“While they didn’t allow
prejudice to discriminate against the ordination of gays or lesbians, they did give congregations permission to say whether or not they would accept them on the pulpit,” she added.
“As the issue became more acceptable, it became more talked about, and people realized that they had nieces and nephews and grandchildren that were gay,” Rev. Miller explained.
“You realize that it’s not a big deal.
“The next big stage was when the legal court system did away with the definition of marriage being between a man and a woman, and that marriage had to be opened up to same-sex couples,” Rev. Miller continued.
“Prior to that, same-sex couples couldn’t legally share benefits, or have a say when their partner died.
“So in 2003, when the Ontario court dealt with these issues, that’s when the United Church of Canada again looked at the issue, but in relation to same-sex marriage.”
The United Church of Canada “empowered each congregation to make the decision at their level as to whether they would choose to do this or not. As a national church, they said they approve and support the marriage of same-sex unions.”
“We sent a letter out to the congregation explaining what we would be doing and what the national church had suggested,” recalled Anderson.
“There was a study document called ‘Of Love and Justice,’ and it was about same-sex marriage and it looked at different issues: from a Biblical perspective and as a justice issue, looking at issues of sharing a pension, sharing benefits—the legal side.”
“We had three workshops,” she noted. “There was the Bible one and the one where we looked at it as a justice issue.
“And then [for] the third one, we were going to have a lesbian couple come and speak, and then at the last minute they felt that it was too risky and distressing to them.”
This was a wake-up call for many members of the congregation, who had thought they were very welcoming and accepting and were amazed that people may not feel safe in their church.
Instead, they held a discussion on how shocked and sad they were that, as a Christian community, people did not feel welcome to come.
It ended up being one of their best workshops as people discussed their views and ideas.
Months later, the local congregation voted on the issue.
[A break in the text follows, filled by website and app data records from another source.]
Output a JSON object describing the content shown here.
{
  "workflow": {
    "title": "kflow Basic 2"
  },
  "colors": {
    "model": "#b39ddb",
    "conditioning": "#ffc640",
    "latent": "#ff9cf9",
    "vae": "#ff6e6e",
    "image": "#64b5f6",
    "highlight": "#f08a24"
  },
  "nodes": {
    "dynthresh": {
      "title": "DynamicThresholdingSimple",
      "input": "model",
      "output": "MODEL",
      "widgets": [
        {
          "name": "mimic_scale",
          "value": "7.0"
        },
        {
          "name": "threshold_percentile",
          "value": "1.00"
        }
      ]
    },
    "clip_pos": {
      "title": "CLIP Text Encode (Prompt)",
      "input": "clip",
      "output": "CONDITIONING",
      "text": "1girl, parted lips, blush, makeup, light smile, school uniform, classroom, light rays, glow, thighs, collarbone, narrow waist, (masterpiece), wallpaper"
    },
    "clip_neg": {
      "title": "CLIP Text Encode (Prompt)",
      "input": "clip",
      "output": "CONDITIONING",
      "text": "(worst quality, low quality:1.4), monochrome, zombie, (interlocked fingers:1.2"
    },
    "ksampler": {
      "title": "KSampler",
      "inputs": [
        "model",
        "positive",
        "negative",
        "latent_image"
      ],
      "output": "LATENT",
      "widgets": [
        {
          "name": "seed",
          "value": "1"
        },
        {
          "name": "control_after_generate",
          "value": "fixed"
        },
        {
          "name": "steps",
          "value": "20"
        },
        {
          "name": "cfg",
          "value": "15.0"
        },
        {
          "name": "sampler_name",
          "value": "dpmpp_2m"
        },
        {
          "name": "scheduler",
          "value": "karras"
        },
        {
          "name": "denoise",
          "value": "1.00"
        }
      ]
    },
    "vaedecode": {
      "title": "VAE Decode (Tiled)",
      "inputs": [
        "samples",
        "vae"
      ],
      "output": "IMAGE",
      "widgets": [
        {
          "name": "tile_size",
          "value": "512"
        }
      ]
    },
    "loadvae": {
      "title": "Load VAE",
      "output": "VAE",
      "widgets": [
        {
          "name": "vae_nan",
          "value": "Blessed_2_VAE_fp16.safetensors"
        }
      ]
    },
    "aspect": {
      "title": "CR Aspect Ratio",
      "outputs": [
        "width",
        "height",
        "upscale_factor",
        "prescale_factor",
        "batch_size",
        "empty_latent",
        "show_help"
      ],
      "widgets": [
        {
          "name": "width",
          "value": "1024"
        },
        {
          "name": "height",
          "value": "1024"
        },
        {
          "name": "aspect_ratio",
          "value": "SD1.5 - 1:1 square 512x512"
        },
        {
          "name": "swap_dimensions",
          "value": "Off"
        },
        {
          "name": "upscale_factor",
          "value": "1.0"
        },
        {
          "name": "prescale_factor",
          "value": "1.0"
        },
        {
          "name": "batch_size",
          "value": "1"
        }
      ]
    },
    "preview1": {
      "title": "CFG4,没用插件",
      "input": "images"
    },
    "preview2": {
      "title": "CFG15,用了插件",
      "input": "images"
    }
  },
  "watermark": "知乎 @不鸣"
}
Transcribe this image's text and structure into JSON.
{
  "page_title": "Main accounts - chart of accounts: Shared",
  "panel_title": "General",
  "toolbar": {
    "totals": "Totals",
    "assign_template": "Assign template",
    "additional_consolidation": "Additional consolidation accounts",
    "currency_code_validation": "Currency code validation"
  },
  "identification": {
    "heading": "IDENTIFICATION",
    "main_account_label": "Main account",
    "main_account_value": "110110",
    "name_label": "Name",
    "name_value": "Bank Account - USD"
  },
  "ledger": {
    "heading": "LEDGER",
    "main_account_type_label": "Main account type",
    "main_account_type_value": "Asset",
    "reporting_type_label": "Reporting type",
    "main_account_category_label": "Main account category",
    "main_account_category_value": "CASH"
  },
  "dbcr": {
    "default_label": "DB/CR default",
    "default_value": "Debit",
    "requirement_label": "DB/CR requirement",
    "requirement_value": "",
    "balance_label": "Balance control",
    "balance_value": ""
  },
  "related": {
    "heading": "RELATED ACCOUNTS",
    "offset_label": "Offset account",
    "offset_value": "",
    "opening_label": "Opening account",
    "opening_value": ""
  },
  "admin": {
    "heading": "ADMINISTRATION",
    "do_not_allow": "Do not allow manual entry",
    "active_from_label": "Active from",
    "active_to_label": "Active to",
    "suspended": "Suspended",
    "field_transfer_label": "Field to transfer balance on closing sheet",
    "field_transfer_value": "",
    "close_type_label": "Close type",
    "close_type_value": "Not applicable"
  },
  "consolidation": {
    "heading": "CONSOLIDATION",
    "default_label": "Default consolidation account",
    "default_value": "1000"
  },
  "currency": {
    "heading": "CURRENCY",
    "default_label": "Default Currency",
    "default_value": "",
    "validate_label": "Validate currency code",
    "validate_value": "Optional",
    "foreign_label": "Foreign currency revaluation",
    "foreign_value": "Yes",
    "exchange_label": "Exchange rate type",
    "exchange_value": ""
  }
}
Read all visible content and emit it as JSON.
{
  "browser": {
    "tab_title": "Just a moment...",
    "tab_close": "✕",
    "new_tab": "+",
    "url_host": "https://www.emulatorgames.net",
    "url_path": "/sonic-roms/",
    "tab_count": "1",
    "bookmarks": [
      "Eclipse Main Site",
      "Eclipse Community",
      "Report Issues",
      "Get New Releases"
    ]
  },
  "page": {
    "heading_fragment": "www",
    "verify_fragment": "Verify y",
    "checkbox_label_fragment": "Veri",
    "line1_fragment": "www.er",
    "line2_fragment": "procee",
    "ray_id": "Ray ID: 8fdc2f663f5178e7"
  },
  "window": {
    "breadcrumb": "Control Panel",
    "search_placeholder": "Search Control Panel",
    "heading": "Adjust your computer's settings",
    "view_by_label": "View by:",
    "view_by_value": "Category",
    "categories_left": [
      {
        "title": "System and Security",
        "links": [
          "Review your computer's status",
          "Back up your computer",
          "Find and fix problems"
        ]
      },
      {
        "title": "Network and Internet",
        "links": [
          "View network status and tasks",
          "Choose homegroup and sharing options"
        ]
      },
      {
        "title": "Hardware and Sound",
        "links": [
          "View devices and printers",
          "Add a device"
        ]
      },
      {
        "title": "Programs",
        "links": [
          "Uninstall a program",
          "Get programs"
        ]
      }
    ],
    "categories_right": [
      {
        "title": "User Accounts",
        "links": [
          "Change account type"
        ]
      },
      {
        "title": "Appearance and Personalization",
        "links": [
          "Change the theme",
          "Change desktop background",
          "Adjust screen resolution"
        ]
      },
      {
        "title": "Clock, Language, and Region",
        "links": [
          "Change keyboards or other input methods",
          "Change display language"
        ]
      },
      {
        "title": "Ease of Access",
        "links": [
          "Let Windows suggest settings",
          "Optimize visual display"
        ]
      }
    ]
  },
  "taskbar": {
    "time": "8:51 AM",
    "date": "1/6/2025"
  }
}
While 76 percent voted to perform same-sex unions, it didn’t meet the 85 percent threshold needed to pass.
After more discussion, they decided that a 55 percent majority was more reasonable and the second vote passed with 57 percent approval.
(Since only church members present on the day of the vote were able to cast ballots, the percentages varied as people who may have voted to approve were absent the day of the second vote).
Although it is now five years later and the church has not performed any same-sex weddings yet, it is the process and how far things have come that is important.
And still, this is only one step in their “affirming process.” There is still changing terminology to deal with, other sexual minorities which must be given a voice, and other people who face other barriers in the church.
For example, male/female washrooms can be excluding to transgendered individuals, and small print bulletins make it difficult for people with visual impairments to follow along with the service, so they are working on resolving these issues.
It is an ongoing commitment, they say.
Rev. Miller said they aim “to help people recognize that we’re all children of God.”
“It doesn’t matter what we look like, what our race is, what our gender is, what our age is; we’re all welcome here,” she stressed.
Boneham said after they voted to perform same-sex unions, people realized it wasn’t a big deal.
“Things haven’t changed, people have mellowed out,” she remarked.
“Earlier when we did this, it was ‘scary’ and now people see that it’s not that different after all.”
“Because the church has been at the forefront of speaking against gays and lesbians and transgendered people, I think the church also now needs to move to the forefront of speaking for them,” reasoned Rev. Miller.
“The church has to make amends and say, ‘We were wrong to think that God did not accept you the way you are.’
“You are who you are because you were created that way,” she stressed.